As if to brighten our trip, a pod of dolphins came to frolic in our bow waves, bringing instant smiles to our faces. What a treat!
We had left Martinique just a few hours ago, with a tinge of sadness. Of all the islands of the Eastern Caribbean, the French Antilles islands of Martinique and Guadeloupe were among our favorite. We had been visiting many of the same places over the past 3 seasons, saying hi to friends made the prior seasons, and anchoring in our favorite spots. Now we were really saying goodbye....
Before we even bought Tara Vana, we dreamed of sailing around the world. We knew that we had a lot to learn before starting such a challenging trip, though, and planned to spend a few seasons in the Eastern Caribbean, learning more about the boat, improving our skills, and equipping the boat for extended offshore cruising.
After much preparation, we've decided to start heading west on our circumnavigation after this hurricane season. We'll take our time in Venezuela, using it as a base while we do some trekking in South America. The offshore islands of Venezuela are fantastic, or so we've heard, and we're looking forward to exploring them. Then on to the Dutch Islands of Aruba, Bonaire, and Curacao. We're looking forward to visiting Cartagena; other cruisers rave about this safe and historic capital of Colombia. And we'll make sure to save plenty of time to explore the San Blas Islands, a group of islands off the east coast of Panama, where the native Kuna Indians' lifestyle & culture has not changed much in 100's of years.
And though the plans of sailors change often, we're tentatively planning to go through the Panama Canal in the spring of 2007, fully prepared for our 25 - 30 day crossing to the South Pacific.
We have installed a watermaker, which converts salt water to drinkable fresh water. We've installed a single sideband marine radio that allows us to get extensive real-time weather information, as well as communicate with other cruisers. We're buying a new life raft, and some additional offshore safety equipment. We're adding more solar panels, and are considering installing a wind generator, to provide us with more electricity.
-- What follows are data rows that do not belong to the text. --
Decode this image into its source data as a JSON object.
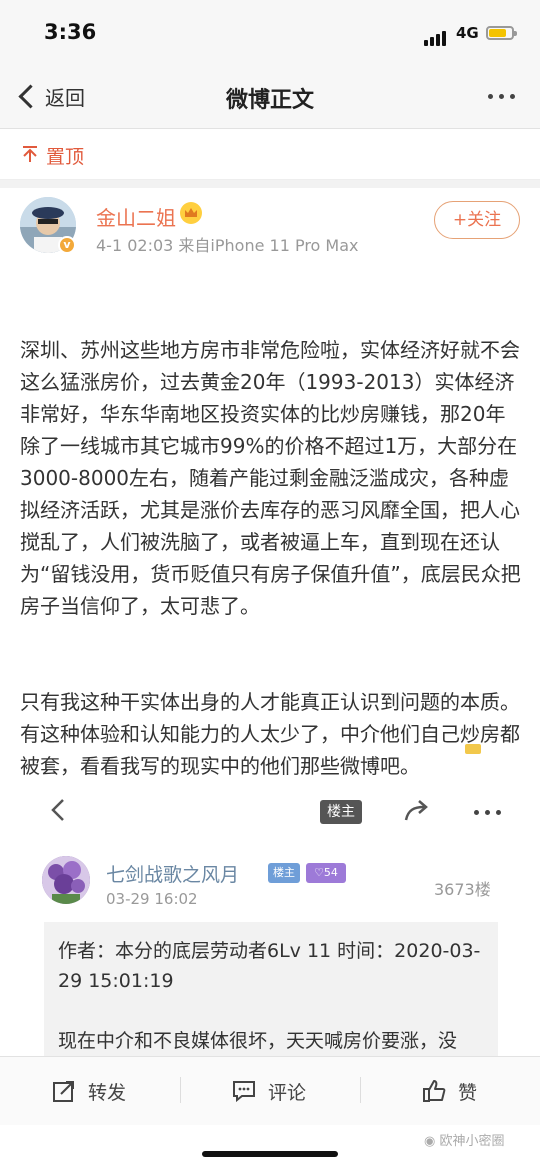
{
  "status_bar": {
    "time": "3:36",
    "network": "4G"
  },
  "nav": {
    "back_label": "返回",
    "title": "微博正文"
  },
  "pinned": {
    "label": "置顶"
  },
  "post": {
    "author": "金山二姐",
    "meta": "4-1 02:03  来自iPhone 11 Pro Max",
    "follow_label": "+关注",
    "paragraphs": [
      "深圳、苏州这些地方房市非常危险啦，实体经济好就不会这么猛涨房价，过去黄金20年（1993-2013）实体经济非常好，华东华南地区投资实体的比炒房赚钱，那20年除了一线城市其它城市99%的价格不超过1万，大部分在3000-8000左右，随着产能过剩金融泛滥成灾，各种虚拟经济活跃，尤其是涨价去库存的恶习风靡全国，把人心搅乱了，人们被洗脑了，或者被逼上车，直到现在还认为“留钱没用，货币贬值只有房子保值升值”，底层民众把房子当信仰了，太可悲了。",
      "只有我这种干实体出身的人才能真正认识到问题的本质。有这种体验和认知能力的人太少了，中介他们自己炒房都被套，看看我写的现实中的他们那些微博吧。"
    ]
  },
  "embedded": {
    "toolbar_tag": "楼主",
    "comment": {
      "name": "七剑战歌之风月",
      "tag_lz": "楼主",
      "tag_level": "♡54",
      "time": "03-29 16:02",
      "floor": "3673楼",
      "quote_lines": [
        "作者：本分的底层劳动者6Lv 11 时间：2020-03-29 15:01:19",
        "现在中介和不良媒体很坏，天天喊房价要涨，没"
      ]
    }
  },
  "bottom_bar": {
    "repost": "转发",
    "comment": "评论",
    "like": "赞"
  },
  "watermark": "欧神小密圈"
}
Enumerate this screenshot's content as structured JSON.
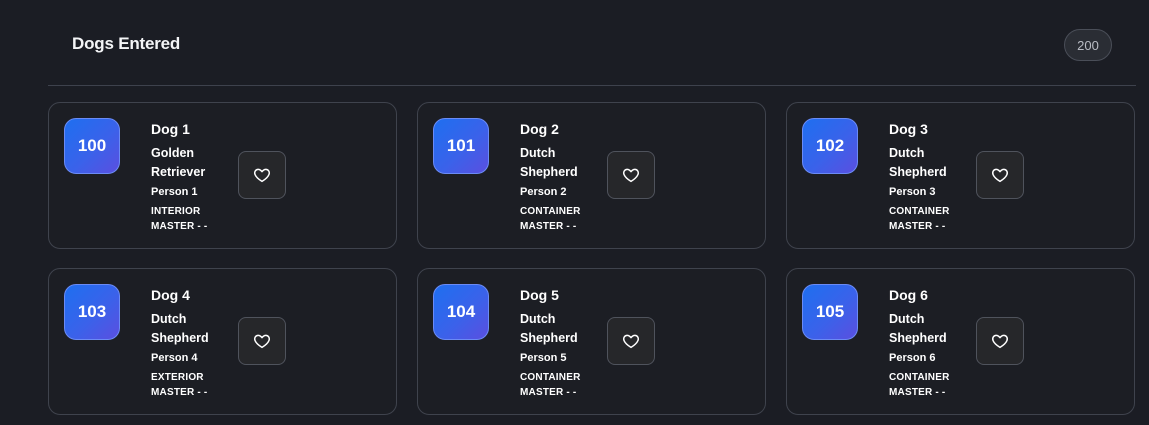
{
  "header": {
    "title": "Dogs Entered",
    "count": "200"
  },
  "dogs": [
    {
      "number": "100",
      "name": "Dog 1",
      "breed": "Golden Retriever",
      "owner": "Person 1",
      "class": "INTERIOR MASTER - -"
    },
    {
      "number": "101",
      "name": "Dog 2",
      "breed": "Dutch Shepherd",
      "owner": "Person 2",
      "class": "CONTAINER MASTER - -"
    },
    {
      "number": "102",
      "name": "Dog 3",
      "breed": "Dutch Shepherd",
      "owner": "Person 3",
      "class": "CONTAINER MASTER - -"
    },
    {
      "number": "103",
      "name": "Dog 4",
      "breed": "Dutch Shepherd",
      "owner": "Person 4",
      "class": "EXTERIOR MASTER - -"
    },
    {
      "number": "104",
      "name": "Dog 5",
      "breed": "Dutch Shepherd",
      "owner": "Person 5",
      "class": "CONTAINER MASTER - -"
    },
    {
      "number": "105",
      "name": "Dog 6",
      "breed": "Dutch Shepherd",
      "owner": "Person 6",
      "class": "CONTAINER MASTER - -"
    }
  ],
  "icons": {
    "favorite": "heart-outline-icon"
  },
  "colors": {
    "background": "#1b1d24",
    "badge_gradient_start": "#1e6ff0",
    "badge_gradient_end": "#5a4fe0"
  }
}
In Trinidad this summer, we will have our standing rigging replaced, and buy a new main sail and a new jib. We've installed an EPIRB, or emergency positioning radio beacon, which allows us to transmit our exact position, via satellite, to the local coast guard, and all ships in the area, in the case of an emergency. We have books on everything, from weather forecasting to medicine at sea, from sail handling to boat maintenance to conjugating Spanish verbs. And we have enough novels to entertain us across the Pacific.
Though we still have some things to buy and some preparations to make, we are feeling ready to set out.
We've thoroughly enjoyed our cruising in the Eastern Caribbean. We've sailed about 4000 miles, and explored 26 different islands in 13 countries. We've spoken 6 different languages (if you include Trini English!), used 5 different currencies, identified dozens of kinds of reef fish and coral, collected lots of cool shells, eaten many exotic tropical fruits, enjoyed wonderful sunsets & rainbows, and made countless friends. We enjoyed 17 months total in our home base of Trinidad, where we were very involved in the music culture and Carnival festivities. We've enjoyed getting to know many other cruisers, who have accepted the same challenges and are living the same dream. We've learned so much from them. We'll take wonderful memories with us as we set sail for this greatest of adventures....
|Where We've Been||